--- START ---

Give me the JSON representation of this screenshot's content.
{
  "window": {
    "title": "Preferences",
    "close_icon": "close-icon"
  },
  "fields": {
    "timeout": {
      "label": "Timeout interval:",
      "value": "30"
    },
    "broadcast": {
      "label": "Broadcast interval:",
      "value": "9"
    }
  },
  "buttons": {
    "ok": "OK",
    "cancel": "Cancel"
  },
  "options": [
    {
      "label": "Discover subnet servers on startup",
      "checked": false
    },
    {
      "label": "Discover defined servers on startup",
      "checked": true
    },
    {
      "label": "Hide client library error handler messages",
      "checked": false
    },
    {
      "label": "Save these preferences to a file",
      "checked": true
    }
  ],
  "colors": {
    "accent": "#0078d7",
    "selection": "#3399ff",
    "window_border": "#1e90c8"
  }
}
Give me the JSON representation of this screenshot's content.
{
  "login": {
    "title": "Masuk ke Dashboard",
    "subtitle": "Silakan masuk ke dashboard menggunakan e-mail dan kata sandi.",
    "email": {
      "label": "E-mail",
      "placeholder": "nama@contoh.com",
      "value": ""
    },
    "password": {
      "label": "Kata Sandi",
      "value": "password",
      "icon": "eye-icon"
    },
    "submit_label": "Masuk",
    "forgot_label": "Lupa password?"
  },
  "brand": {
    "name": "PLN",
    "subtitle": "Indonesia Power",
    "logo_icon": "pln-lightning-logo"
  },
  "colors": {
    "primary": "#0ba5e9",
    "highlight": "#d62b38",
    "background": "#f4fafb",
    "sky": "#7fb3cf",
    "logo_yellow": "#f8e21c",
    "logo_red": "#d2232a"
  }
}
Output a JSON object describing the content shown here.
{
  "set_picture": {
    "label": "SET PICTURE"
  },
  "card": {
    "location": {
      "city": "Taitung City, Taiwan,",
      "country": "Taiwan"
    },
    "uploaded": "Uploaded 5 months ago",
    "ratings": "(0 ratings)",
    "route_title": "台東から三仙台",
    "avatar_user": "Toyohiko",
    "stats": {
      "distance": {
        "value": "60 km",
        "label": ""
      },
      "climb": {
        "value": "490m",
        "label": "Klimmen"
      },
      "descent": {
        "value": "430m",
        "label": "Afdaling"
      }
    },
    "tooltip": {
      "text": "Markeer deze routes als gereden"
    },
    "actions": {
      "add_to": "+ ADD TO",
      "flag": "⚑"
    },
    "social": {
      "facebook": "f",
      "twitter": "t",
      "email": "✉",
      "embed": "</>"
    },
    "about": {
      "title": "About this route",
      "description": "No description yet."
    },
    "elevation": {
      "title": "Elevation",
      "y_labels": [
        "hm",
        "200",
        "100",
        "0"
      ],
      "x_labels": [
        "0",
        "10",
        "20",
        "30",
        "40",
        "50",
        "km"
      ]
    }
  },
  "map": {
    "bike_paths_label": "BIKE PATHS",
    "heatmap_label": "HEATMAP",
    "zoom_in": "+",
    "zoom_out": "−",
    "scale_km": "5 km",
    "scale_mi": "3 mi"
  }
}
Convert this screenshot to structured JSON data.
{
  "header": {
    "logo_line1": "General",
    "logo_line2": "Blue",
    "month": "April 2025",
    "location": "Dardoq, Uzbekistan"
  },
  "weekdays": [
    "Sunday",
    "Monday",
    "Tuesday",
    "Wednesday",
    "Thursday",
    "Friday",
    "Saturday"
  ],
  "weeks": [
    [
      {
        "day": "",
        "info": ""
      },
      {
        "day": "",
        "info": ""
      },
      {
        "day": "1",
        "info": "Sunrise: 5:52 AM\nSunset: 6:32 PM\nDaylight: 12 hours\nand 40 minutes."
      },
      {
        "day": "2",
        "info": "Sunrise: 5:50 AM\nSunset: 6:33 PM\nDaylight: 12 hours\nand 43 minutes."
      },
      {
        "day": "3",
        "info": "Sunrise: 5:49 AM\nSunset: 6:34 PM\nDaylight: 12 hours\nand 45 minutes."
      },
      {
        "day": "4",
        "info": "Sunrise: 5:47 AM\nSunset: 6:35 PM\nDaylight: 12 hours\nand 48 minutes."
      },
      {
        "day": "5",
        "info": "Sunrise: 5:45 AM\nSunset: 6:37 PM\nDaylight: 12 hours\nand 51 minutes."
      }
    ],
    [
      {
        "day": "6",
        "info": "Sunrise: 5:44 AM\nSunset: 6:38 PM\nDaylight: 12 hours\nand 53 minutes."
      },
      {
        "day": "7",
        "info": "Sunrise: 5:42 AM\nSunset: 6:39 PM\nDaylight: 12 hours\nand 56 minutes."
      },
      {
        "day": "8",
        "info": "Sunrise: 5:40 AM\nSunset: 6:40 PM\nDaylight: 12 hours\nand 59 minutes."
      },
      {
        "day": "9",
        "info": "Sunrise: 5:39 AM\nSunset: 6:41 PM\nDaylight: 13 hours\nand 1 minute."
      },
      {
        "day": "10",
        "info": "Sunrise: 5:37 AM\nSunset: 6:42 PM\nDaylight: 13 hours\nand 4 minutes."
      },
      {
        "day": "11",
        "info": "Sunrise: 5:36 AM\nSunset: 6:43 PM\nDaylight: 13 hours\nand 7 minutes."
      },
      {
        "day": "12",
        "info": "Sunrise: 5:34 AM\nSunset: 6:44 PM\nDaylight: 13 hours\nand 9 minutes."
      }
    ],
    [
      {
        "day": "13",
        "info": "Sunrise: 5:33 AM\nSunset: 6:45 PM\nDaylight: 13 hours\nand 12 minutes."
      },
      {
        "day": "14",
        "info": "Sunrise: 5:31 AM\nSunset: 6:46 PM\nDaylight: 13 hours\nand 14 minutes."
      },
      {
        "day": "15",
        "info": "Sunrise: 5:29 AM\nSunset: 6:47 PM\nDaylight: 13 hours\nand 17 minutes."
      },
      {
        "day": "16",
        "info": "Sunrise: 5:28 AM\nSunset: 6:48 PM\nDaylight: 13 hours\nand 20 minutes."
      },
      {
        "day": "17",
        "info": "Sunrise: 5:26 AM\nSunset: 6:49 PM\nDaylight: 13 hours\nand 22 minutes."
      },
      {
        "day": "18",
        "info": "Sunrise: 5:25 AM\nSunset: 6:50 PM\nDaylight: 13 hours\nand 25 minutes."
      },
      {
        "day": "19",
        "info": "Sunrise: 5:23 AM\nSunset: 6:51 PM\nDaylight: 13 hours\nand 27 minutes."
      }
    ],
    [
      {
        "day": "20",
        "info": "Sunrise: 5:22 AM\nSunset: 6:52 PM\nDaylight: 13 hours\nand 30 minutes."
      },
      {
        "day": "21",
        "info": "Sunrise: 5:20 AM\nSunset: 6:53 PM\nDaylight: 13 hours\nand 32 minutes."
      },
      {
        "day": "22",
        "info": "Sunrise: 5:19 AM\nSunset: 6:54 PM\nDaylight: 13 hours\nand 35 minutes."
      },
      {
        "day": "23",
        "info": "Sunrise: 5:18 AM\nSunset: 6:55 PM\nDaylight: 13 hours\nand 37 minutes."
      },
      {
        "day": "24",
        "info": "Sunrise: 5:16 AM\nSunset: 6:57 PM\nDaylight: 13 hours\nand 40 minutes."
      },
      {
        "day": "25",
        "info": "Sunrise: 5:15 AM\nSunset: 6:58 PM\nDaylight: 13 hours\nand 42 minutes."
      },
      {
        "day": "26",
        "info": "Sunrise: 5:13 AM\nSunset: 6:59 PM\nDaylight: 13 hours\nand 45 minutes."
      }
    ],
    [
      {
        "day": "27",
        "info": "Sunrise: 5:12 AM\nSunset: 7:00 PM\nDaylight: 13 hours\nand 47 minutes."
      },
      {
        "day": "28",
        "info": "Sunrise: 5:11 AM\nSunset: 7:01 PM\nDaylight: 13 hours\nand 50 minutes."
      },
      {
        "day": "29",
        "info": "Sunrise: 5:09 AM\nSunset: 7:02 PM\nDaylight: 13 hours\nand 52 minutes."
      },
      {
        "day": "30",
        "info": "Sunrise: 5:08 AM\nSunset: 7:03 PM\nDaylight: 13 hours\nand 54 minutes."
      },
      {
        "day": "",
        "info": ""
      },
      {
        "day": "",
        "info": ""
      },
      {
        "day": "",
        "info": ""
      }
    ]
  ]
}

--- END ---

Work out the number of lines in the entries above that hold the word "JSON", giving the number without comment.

4